Lori Rogers-Stokes, PhD
“Suspense” and Sexism in Popular Radio Dramas After WWII
Suspense was one of the longest-running radio shows in American history. It began its weekly programs on June 17, 1942 and ended on September 30, 1962, delivering 909 episodes of radio mystery and drama.
As it progressed into the early post-war years, “Suspense” underwent a radical change in tone and content, shifting to male-centered episodes with lopsidedly throwaway or abrasive female characters, a definition of love that was explicitly connected to hate, and a focus on men murdering women—usually their wives.
By July 1948, a new sponsor introduced a definitive male-only culture to a show that had previously been surprisingly egalitarian. In its small way, Suspense is a window into the campaign to drive women back to purely domestic roles after the war, and the relatively undisguised hostility that accompanied that campaign. You’ll listen to sound clips from the show “before” and “after” this switch.

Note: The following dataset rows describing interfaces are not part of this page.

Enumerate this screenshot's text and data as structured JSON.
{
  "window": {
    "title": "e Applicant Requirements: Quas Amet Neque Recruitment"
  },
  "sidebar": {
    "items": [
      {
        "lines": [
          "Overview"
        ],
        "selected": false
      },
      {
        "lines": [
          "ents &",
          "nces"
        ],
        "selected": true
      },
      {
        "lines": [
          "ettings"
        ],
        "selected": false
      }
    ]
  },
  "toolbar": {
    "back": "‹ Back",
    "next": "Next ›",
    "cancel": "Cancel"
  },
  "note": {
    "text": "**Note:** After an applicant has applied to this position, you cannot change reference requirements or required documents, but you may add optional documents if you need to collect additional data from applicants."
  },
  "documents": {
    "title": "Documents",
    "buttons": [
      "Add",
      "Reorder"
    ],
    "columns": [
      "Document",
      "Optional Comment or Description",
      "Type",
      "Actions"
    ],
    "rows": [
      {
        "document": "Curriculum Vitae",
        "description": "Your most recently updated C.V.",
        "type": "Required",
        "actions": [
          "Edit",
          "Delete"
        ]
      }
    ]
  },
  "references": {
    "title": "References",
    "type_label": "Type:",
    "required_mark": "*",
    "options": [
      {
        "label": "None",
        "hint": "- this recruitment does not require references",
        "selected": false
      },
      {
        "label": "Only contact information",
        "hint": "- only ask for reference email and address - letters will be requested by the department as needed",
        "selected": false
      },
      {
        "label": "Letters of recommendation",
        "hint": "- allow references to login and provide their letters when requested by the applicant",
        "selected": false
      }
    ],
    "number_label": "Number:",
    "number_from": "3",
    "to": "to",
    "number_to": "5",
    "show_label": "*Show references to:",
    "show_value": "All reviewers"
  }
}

Lori Rogers-Stokes, PhD, is an independent scholar studying puritan New England with a focus on women’s roles and its place in the development of American democracy.